## WORK TO COMPLETE
Each line of the records below that holds "slot" should be copied out.

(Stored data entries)
################

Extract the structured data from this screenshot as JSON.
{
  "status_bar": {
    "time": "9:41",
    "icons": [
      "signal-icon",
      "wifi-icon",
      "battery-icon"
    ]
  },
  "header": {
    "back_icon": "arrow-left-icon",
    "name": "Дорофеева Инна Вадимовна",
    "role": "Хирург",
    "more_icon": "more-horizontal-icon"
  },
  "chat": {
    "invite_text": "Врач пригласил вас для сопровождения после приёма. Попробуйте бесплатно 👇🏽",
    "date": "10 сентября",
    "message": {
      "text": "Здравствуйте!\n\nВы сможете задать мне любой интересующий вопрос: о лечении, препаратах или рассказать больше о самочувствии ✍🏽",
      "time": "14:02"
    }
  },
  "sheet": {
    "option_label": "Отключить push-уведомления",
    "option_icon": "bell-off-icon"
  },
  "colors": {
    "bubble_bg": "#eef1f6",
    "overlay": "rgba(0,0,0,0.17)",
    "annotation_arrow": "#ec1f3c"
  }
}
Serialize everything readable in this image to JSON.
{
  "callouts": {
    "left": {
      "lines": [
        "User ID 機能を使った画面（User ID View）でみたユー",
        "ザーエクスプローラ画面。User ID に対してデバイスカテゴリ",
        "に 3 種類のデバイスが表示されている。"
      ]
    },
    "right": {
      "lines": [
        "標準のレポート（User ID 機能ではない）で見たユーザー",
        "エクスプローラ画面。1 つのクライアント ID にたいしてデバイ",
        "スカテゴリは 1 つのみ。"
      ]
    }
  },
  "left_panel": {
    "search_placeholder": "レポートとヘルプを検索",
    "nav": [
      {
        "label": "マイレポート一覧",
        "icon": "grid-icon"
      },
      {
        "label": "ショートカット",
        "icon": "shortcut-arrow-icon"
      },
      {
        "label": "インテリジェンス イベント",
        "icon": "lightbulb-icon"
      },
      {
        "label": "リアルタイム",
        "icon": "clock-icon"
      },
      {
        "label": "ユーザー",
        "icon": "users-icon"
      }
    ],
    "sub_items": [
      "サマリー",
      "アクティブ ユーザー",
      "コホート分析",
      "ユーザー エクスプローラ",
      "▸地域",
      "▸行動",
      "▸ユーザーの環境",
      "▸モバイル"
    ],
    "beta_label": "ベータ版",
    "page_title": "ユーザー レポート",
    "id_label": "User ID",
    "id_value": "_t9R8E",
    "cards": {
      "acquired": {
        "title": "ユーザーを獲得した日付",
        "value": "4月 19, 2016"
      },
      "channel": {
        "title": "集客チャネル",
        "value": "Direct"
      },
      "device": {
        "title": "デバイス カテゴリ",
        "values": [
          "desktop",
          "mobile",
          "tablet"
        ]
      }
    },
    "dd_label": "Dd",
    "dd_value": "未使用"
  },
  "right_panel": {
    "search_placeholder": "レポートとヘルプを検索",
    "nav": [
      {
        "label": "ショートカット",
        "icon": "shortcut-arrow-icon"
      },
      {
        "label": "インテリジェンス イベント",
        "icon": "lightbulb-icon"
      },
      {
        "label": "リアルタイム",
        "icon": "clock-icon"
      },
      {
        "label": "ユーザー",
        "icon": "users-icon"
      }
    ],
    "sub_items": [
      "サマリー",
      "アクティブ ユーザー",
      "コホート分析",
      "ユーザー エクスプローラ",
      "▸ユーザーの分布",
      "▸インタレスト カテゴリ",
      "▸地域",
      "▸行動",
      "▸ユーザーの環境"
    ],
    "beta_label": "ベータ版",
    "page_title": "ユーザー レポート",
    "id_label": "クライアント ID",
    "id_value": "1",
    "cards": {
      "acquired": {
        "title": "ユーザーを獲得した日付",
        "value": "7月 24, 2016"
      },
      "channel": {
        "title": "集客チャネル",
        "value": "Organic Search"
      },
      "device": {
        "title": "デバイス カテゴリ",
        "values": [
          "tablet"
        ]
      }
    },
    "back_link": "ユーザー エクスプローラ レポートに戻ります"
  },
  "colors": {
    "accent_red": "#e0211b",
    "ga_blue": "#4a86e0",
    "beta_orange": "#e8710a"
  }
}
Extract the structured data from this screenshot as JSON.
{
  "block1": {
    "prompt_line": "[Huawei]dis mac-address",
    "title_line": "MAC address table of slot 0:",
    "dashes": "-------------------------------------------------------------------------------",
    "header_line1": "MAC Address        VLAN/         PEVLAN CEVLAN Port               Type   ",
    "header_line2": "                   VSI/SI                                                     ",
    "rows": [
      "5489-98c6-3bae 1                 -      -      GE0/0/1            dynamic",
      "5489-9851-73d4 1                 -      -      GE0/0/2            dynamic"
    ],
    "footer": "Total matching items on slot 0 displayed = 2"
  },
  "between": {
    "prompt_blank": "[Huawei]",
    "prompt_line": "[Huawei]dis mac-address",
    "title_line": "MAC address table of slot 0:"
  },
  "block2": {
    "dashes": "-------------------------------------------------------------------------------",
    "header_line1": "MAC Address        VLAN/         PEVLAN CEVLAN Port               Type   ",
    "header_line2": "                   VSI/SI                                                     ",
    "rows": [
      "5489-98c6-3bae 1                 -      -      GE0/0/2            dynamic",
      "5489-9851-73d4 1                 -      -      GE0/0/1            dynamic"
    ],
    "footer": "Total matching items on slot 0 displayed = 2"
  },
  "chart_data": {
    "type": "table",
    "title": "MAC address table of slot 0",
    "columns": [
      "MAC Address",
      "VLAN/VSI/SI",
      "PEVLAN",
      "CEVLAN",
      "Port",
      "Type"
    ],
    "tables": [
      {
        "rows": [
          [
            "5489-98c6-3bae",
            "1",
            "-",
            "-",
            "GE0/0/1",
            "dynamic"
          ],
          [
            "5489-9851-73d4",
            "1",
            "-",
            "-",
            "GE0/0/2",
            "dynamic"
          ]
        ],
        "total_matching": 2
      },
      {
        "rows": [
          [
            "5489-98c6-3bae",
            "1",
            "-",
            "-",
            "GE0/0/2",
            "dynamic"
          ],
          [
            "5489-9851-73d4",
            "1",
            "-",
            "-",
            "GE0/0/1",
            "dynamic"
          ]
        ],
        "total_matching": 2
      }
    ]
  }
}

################

## RESULT OF THE TASK
    "title_line": "MAC address table of slot 0:",
    "footer": "Total matching items on slot 0 displayed = 2"
    "title_line": "MAC address table of slot 0:"
    "footer": "Total matching items on slot 0 displayed = 2"
    "title": "MAC address table of slot 0",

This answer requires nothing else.